* **EXERCISE AIM**:
Return, from the lines below, each one that includes the word "name".

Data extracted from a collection
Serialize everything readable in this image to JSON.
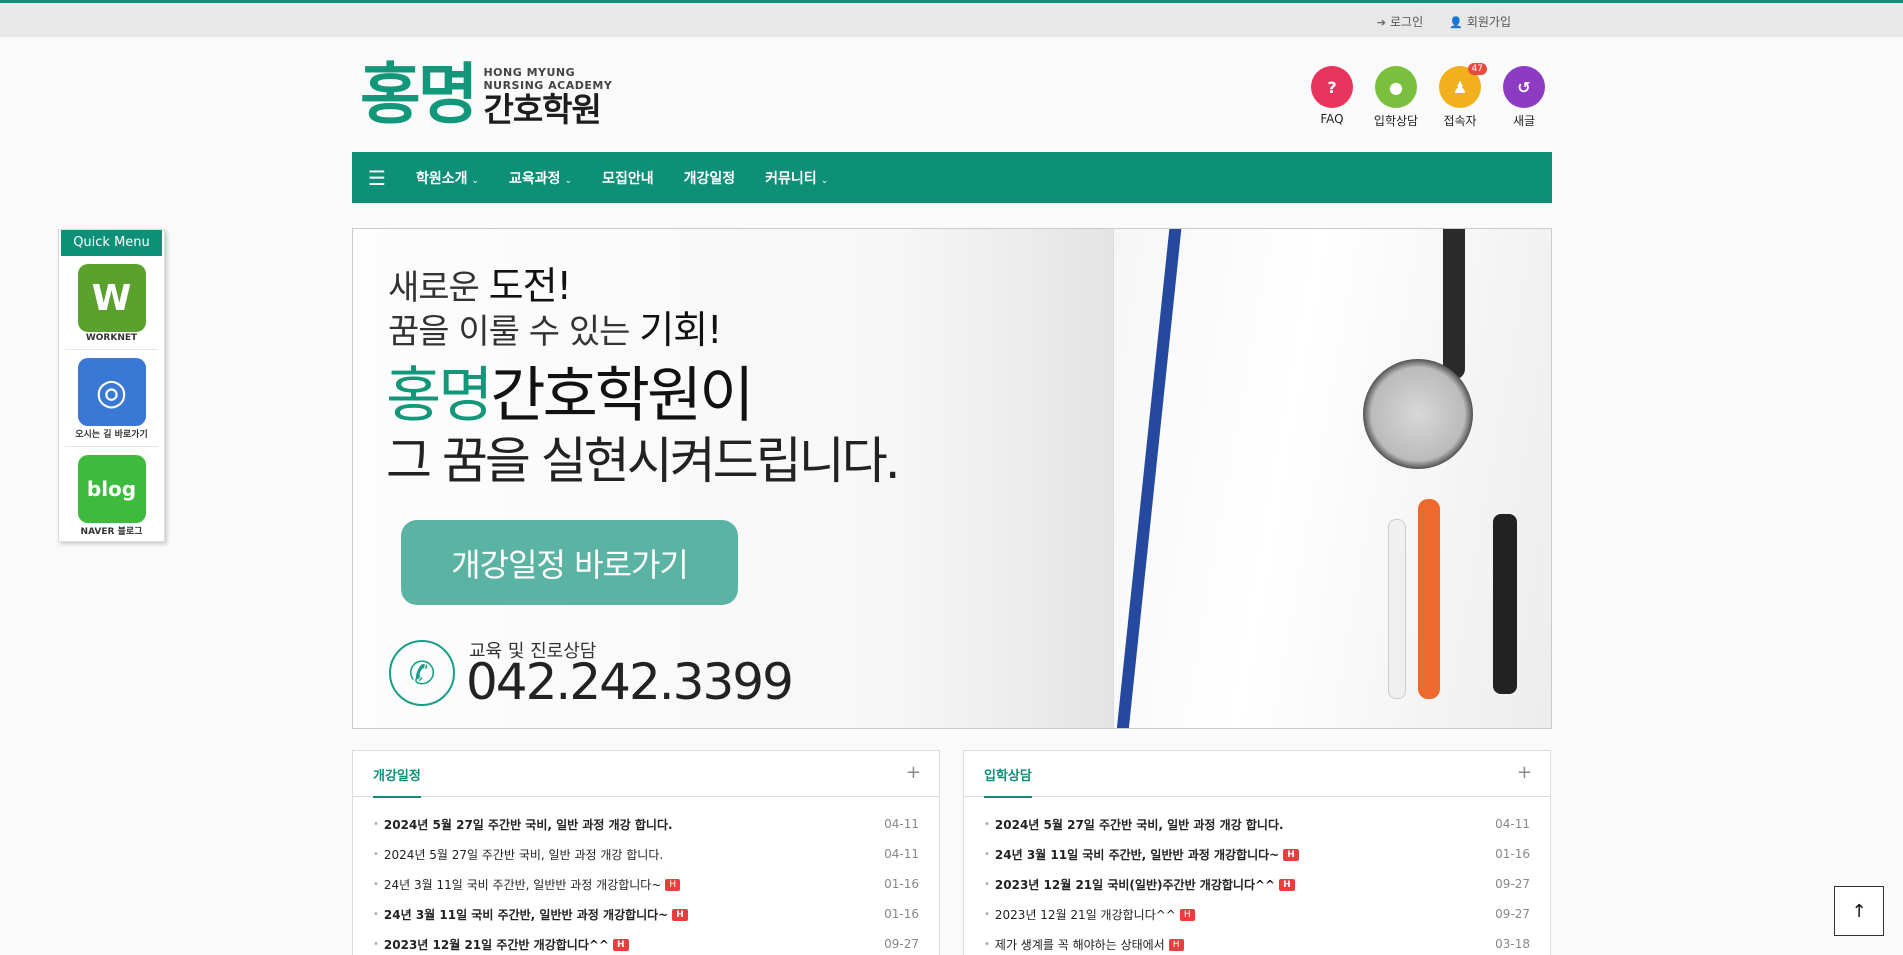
{
  "topbar": {
    "login": "로그인",
    "signup": "회원가입"
  },
  "logo": {
    "big": "홍명",
    "en_line1": "HONG MYUNG",
    "en_line2": "NURSING ACADEMY",
    "ko": "간호학원"
  },
  "shortcuts": [
    {
      "label": "FAQ",
      "icon": "question-icon",
      "color": "#e8335d",
      "glyph": "?"
    },
    {
      "label": "입학상담",
      "icon": "chat-icon",
      "color": "#7bbf3e",
      "glyph": "●"
    },
    {
      "label": "접속자",
      "icon": "users-icon",
      "color": "#f2b01e",
      "glyph": "♟",
      "badge": "47"
    },
    {
      "label": "새글",
      "icon": "refresh-icon",
      "color": "#8e3bc4",
      "glyph": "↺"
    }
  ],
  "nav": {
    "items": [
      "학원소개",
      "교육과정",
      "모집안내",
      "개강일정",
      "커뮤니티"
    ],
    "has_caret": [
      true,
      true,
      false,
      false,
      true
    ]
  },
  "quick_menu": {
    "title": "Quick Menu",
    "items": [
      {
        "name": "worknet",
        "logo_text": "W",
        "caption": "WORKNET",
        "color": "#5aa12e"
      },
      {
        "name": "directions",
        "logo_text": "◎",
        "caption": "오시는 길 바로가기",
        "color": "#3a78d6"
      },
      {
        "name": "blog",
        "logo_text": "blog",
        "caption": "NAVER 블로그",
        "color": "#3dbb3d"
      }
    ]
  },
  "banner": {
    "line1_a": "새로운 ",
    "line1_b": "도전!",
    "line2_a": "꿈을 이룰 수 있는 ",
    "line2_b": "기회!",
    "line3_green": "홍명",
    "line3_rest": "간호학원이",
    "line4": "그 꿈을 실현시켜드립니다.",
    "cta": "개강일정 바로가기",
    "phone_label": "교육 및 진로상담",
    "phone_number": "042.242.3399"
  },
  "boxes": [
    {
      "title": "개강일정",
      "items": [
        {
          "text": "2024년 5월 27일 주간반 국비, 일반 과정 개강 합니다.",
          "date": "04-11",
          "bold": true,
          "new": false
        },
        {
          "text": "2024년 5월 27일 주간반 국비, 일반 과정 개강 합니다.",
          "date": "04-11",
          "bold": false,
          "new": false
        },
        {
          "text": "24년 3월 11일 국비 주간반, 일반반 과정 개강합니다~",
          "date": "01-16",
          "bold": false,
          "new": true
        },
        {
          "text": "24년 3월 11일 국비 주간반, 일반반 과정 개강합니다~",
          "date": "01-16",
          "bold": true,
          "new": true
        },
        {
          "text": "2023년 12월 21일 주간반 개강합니다^^",
          "date": "09-27",
          "bold": true,
          "new": true
        }
      ]
    },
    {
      "title": "입학상담",
      "items": [
        {
          "text": "2024년 5월 27일 주간반 국비, 일반 과정 개강 합니다.",
          "date": "04-11",
          "bold": true,
          "new": false
        },
        {
          "text": "24년 3월 11일 국비 주간반, 일반반 과정 개강합니다~",
          "date": "01-16",
          "bold": true,
          "new": true
        },
        {
          "text": "2023년 12월 21일 국비(일반)주간반 개강합니다^^",
          "date": "09-27",
          "bold": true,
          "new": true
        },
        {
          "text": "2023년 12월 21일 개강합니다^^",
          "date": "09-27",
          "bold": false,
          "new": true
        },
        {
          "text": "제가 생계를 꼭 해야하는 상태에서",
          "date": "03-18",
          "bold": false,
          "new": true
        }
      ]
    }
  ],
  "new_badge": "H",
  "more_glyph": "+",
  "totop_glyph": "↑"
}
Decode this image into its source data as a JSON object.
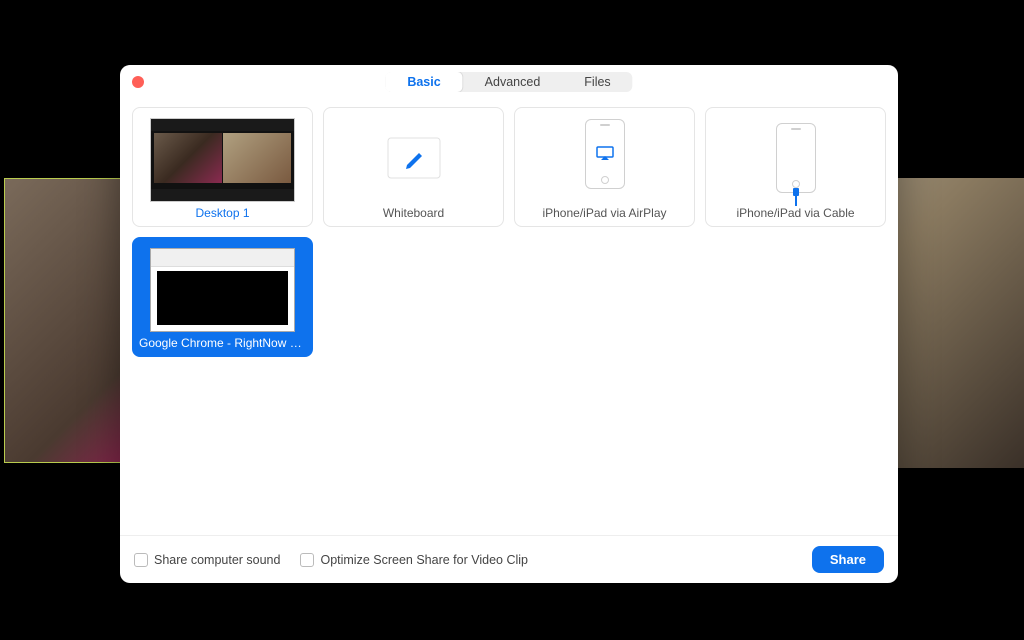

* **SOLUTION TO THIS TASK**:
        "name": "worknet",
        "name": "directions",
        "name": "blog",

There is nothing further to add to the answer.